Great Backyard Bird Count!

I “had” to “work” today.   Poor me.  Ha ha.

What could be better than sitting at the back windows at Audubon, watching and counting birds with Linda O’Brien?  Or to have visitors like Dave and Anita Cooney drop by?  And the occasional family who wants to build a birdfeeder?

I set up the spotting scope and snapped a few shots of birds at the feeder using my little Canon Powershot.

Here’s my setup:

Spotting Scope aimed at Feeder

And here are some of the birds that cooperated for portraits through the scope:

Blue Jay - through the spotting Scope
Blue Jay

Tree Sparrow - through the spotting Scope
American Tree Sparrow

Red-bellied Woodpecker - through the spotting Scope
Red-bellied Woodpecker (male)
Linda just taught me today the difference between the male and female: the female’s head is not red all the way to the beak. There is a section that is sort of grayish.

Northern Cardinal - through the spotting Scope
Northern Cardinal (male)

So far we have had 14 species and nearly 80 individuals. We will be reporting our list to later today!


For over 40 years, since the first Earth Day, we’ve been told to turn off the lights when we leave a room and turn off the water while brushing our teeth and that this would save the planet.  I have never believed a word of it, even as I have dutifully followed the advice.  I also recycle and compost and grow a bit of my own food…  It just never feels like my small efforts can possibly make any real difference.

For years, I have been waiting for real innovation.  Something big.  Bigger than windmills.  Bigger than a few solar panels on the roof.  Bigger than high speed rail.

Here is the kind of innovation I’ve been waiting for:

This kind of talk makes me feel optimistic about the future.  This is the kind of stuff I wish our government would invest in.

Gretchen Update

I wrote in December about a White-tailed doe that lives at Audubon, dubbed by one of our volunteers “Gretchen.”  I hadn’t seen her in a while and began to worry that she might have succumbed to our rather long and cold winter.


Can you see the long hoof? (Click for a larger view.)

Friday, I had to stay at the Center into the evening, and as I was setting up for a program, I saw her through the back window, cleaning out the bird feeders with her two youngsters.  Something strange caught my eye, and despite poor light conditions and fear that I would spook her, I tried to get a photo.  The hoof on her atrophied foot seemed long, like an untrimmed fingernail.

I took the first photo through the back window from near the stairs at the front of the building.  Then I started inching closer to the back window, hoping to get a clearer shot of the hoof.  Alas, she never turned just right to give me a proper view.  But I did snap these:

Gretchen stares me down.

"Gretchen" stares me down while one of her fawns cleans out the feeder behind me.

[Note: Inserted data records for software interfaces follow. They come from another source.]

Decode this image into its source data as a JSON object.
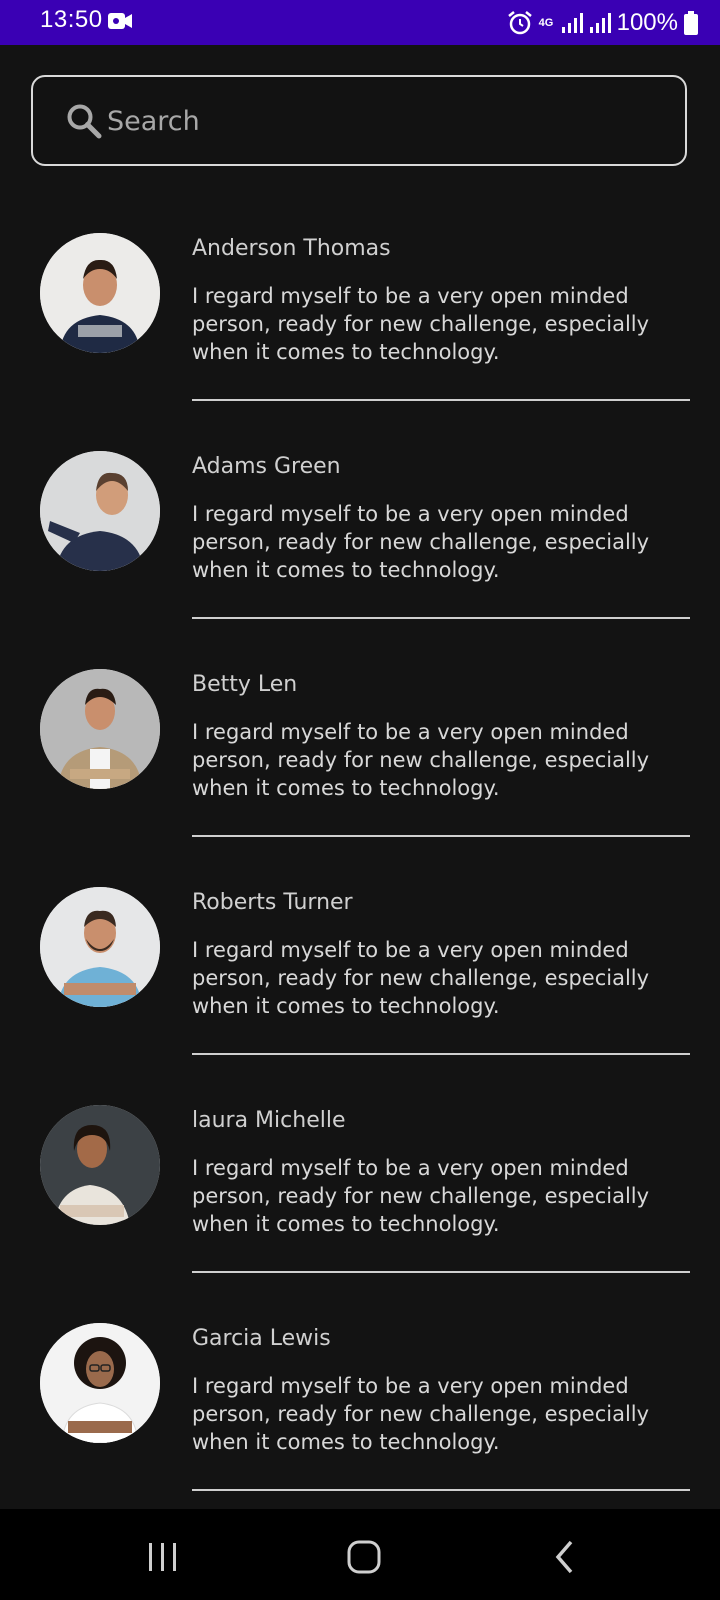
{
  "status": {
    "time": "13:50",
    "network": "4G",
    "battery": "100%"
  },
  "search": {
    "placeholder": "Search",
    "value": ""
  },
  "contacts": [
    {
      "name": "Anderson Thomas",
      "bio": "I regard myself to be a very open minded person, ready for new challenge, especially when it comes to technology."
    },
    {
      "name": "Adams Green",
      "bio": "I regard myself to be a very open minded person, ready for new challenge, especially when it comes to technology."
    },
    {
      "name": "Betty Len",
      "bio": "I regard myself to be a very open minded person, ready for new challenge, especially when it comes to technology."
    },
    {
      "name": "Roberts Turner",
      "bio": "I regard myself to be a very open minded person, ready for new challenge, especially when it comes to technology."
    },
    {
      "name": "laura Michelle",
      "bio": "I regard myself to be a very open minded person, ready for new challenge, especially when it comes to technology."
    },
    {
      "name": "Garcia Lewis",
      "bio": "I regard myself to be a very open minded person, ready for new challenge, especially when it comes to technology."
    }
  ],
  "colors": {
    "status_bar": "#3a00b4",
    "background": "#131313",
    "text": "#d0d0d0"
  },
  "icons": {
    "search": "search-icon",
    "video": "video-icon",
    "alarm": "alarm-icon",
    "signal": "signal-icon",
    "battery": "battery-icon",
    "recents": "recents-icon",
    "home": "home-icon",
    "back": "back-icon"
  }
}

Our “three-legged deer” was at the feeders with two yearlings.  (Only one is pictured above.)  This seemed strange.  Earlier in the spring, we rarely saw her with two and suspected one of her twins had perished.  Maybe these two youngsters were not both hers?


"Gretchen" gives me one last wary glance before heading back to the brush.

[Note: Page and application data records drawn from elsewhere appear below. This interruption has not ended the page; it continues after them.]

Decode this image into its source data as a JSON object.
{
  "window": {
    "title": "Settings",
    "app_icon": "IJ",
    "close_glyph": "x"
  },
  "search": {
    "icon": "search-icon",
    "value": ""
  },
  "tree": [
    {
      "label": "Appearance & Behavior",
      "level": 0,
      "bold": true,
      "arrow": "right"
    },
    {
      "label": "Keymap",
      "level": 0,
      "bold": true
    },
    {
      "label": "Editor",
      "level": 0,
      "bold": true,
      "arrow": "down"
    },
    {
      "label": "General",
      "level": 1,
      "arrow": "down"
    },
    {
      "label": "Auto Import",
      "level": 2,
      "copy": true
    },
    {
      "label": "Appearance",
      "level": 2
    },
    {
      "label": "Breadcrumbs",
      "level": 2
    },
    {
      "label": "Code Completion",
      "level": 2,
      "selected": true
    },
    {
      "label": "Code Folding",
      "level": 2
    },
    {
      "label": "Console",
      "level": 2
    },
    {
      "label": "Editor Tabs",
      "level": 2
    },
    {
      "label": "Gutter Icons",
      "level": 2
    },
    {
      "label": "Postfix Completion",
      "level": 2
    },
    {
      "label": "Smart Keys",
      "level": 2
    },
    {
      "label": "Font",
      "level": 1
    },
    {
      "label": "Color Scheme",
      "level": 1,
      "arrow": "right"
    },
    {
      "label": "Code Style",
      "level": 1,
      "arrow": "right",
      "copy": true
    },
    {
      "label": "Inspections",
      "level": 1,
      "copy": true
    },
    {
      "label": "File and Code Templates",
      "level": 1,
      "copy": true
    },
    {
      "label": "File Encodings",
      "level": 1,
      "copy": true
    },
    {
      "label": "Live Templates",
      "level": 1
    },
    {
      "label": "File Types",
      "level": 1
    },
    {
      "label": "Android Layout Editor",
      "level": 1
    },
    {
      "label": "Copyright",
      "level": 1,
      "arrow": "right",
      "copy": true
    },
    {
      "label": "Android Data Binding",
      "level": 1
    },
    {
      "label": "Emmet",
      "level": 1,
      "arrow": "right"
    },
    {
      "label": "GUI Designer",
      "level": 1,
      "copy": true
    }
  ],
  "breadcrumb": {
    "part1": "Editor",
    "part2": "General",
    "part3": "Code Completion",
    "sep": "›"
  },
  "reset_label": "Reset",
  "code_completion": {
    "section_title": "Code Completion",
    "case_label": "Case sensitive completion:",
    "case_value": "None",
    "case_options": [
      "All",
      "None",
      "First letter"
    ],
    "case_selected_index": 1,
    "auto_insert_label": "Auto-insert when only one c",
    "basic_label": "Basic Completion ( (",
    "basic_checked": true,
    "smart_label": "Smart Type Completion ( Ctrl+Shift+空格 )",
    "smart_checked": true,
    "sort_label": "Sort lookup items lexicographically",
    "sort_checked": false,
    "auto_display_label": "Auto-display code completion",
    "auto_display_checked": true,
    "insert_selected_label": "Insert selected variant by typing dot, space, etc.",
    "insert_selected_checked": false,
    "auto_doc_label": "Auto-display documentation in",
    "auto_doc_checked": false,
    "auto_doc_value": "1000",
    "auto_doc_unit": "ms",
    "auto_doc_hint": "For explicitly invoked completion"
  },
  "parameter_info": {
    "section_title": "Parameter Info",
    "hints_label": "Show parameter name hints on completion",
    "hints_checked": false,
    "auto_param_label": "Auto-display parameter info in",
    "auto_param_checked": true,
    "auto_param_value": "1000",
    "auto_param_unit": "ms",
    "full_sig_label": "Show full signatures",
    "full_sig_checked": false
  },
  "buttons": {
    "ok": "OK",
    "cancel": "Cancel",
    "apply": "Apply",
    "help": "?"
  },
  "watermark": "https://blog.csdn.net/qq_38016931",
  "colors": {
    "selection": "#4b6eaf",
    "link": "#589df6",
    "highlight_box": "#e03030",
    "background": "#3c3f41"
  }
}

It seems to take a very long time to form a good habit, and only an instant to stop it. That just doesn’t seem fair, does it? I had been in the habit of regular walks in the woods with my dog. It felt good to get out every day, regardless of the weather. It was good for her. It was good for me… And then, something happened… I can’t even pinpoint exactly what it was.


It took me a while to refit the bindings to my boots.

The weather got too hot. The trail got overgrown. My health took a temporary downhill turn. I got lazy.

Inertia is a powerful thing.   Unfortunately, in my life, I’m the object at rest tending to stay at rest unless acted upon by an outside force.  I want to be the object in motion that stays in motion.  Oh, I’ve taken the occasional walk.  But a couple of winters ago, I went:  Every. Single. Day.  Regardless of the weather.  And it was glorious.

I want to experience that gloriousness again.  To that end, I have pushed myself lately to get outside more, and to eat better and less.  I made a resolution… last Monday was Day One.  I did pretty well through this busy week.  But not as well as I hope to be doing.

Thursday, I had a really lovely walk with Lolli, the wonder dog.  Snow shoes.  Bergman park.  Back in the woods.  It was clear that Lolli had missed these romps in the woods as much as I had.

Fox Tracks

We could not resist leaving the trail to follow the fox tracks.

At one point, we left the “trail” to follow some old, snowed-over fox tracks.  What an interesting path he took us on.  Eventually, it led back to a familiar trail where Trillium, Dwarf Ginseng, and Early Meadow-Rue will bloom in the spring.

There is a place along this trail that always makes me stop.  I don’t know if it is because I’m too tired to go on, or if there is some magic that holds me there.  A deep sense of peace and connection comes over me when I get there, and I just have to stop and breathe deeply.

Me and my shadow

Self Portrait (of my shadow) and Lolli('s footprints)

I don’t understand why it is sometimes so hard to get up and go do something that I know will make me feel great.  Dang that Inertia.

Interesting Reading